PROBLEM TO SOLVE
After reading the entries below, report how many lines have the string "icon" in them, giving the number alone.

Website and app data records
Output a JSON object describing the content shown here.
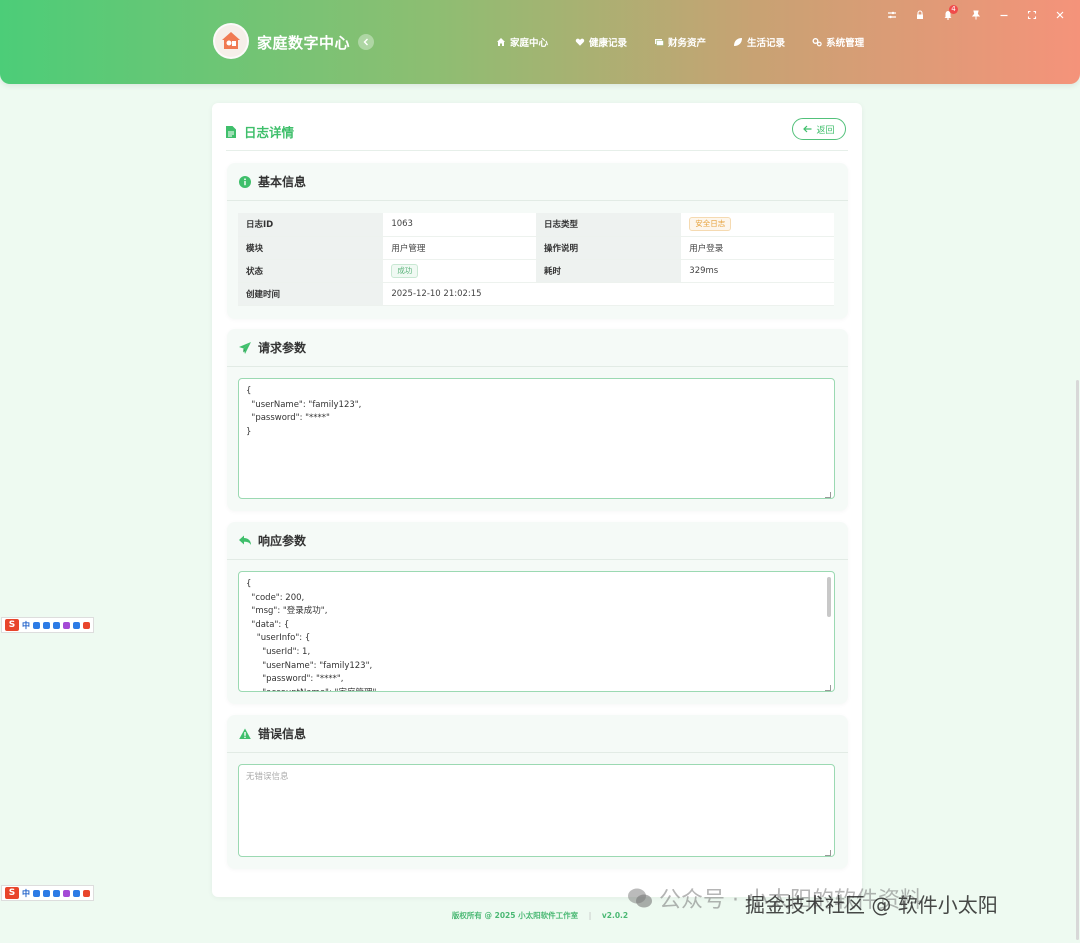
{
  "header": {
    "brand": "家庭数字中心",
    "nav": [
      {
        "label": "家庭中心",
        "icon": "home-icon"
      },
      {
        "label": "健康记录",
        "icon": "heart-icon"
      },
      {
        "label": "财务资产",
        "icon": "money-icon"
      },
      {
        "label": "生活记录",
        "icon": "leaf-icon"
      },
      {
        "label": "系统管理",
        "icon": "gears-icon"
      }
    ],
    "notification_count": "4"
  },
  "page": {
    "title": "日志详情",
    "back_label": "返回"
  },
  "basic_info": {
    "title": "基本信息",
    "rows": [
      {
        "k1": "日志ID",
        "v1": "1063",
        "k2": "日志类型",
        "v2": "安全日志"
      },
      {
        "k1": "模块",
        "v1": "用户管理",
        "k2": "操作说明",
        "v2": "用户登录"
      },
      {
        "k1": "状态",
        "v1": "成功",
        "k2": "耗时",
        "v2": "329ms"
      },
      {
        "k1": "创建时间",
        "v1": "2025-12-10 21:02:15",
        "k2": "",
        "v2": ""
      }
    ]
  },
  "request": {
    "title": "请求参数",
    "content": "{\n  \"userName\": \"family123\",\n  \"password\": \"****\"\n}"
  },
  "response": {
    "title": "响应参数",
    "content": "{\n  \"code\": 200,\n  \"msg\": \"登录成功\",\n  \"data\": {\n    \"userInfo\": {\n      \"userId\": 1,\n      \"userName\": \"family123\",\n      \"password\": \"****\",\n      \"accountName\": \"家庭管理\""
  },
  "error": {
    "title": "错误信息",
    "placeholder": "无错误信息"
  },
  "footer": {
    "copyright": "版权所有 @ 2025 小太阳软件工作室",
    "version": "v2.0.2"
  },
  "ime": {
    "label": "中"
  },
  "watermark": {
    "wechat": "公众号 · 小太阳的软件资料",
    "juejin": "掘金技术社区 @ 软件小太阳"
  },
  "colors": {
    "accent": "#3fbf6b",
    "header_start": "#4ccd78",
    "header_end": "#f5937a",
    "warn_tag": "#e6a23c"
  }
}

OUTPUT OF THE EXERCISE
5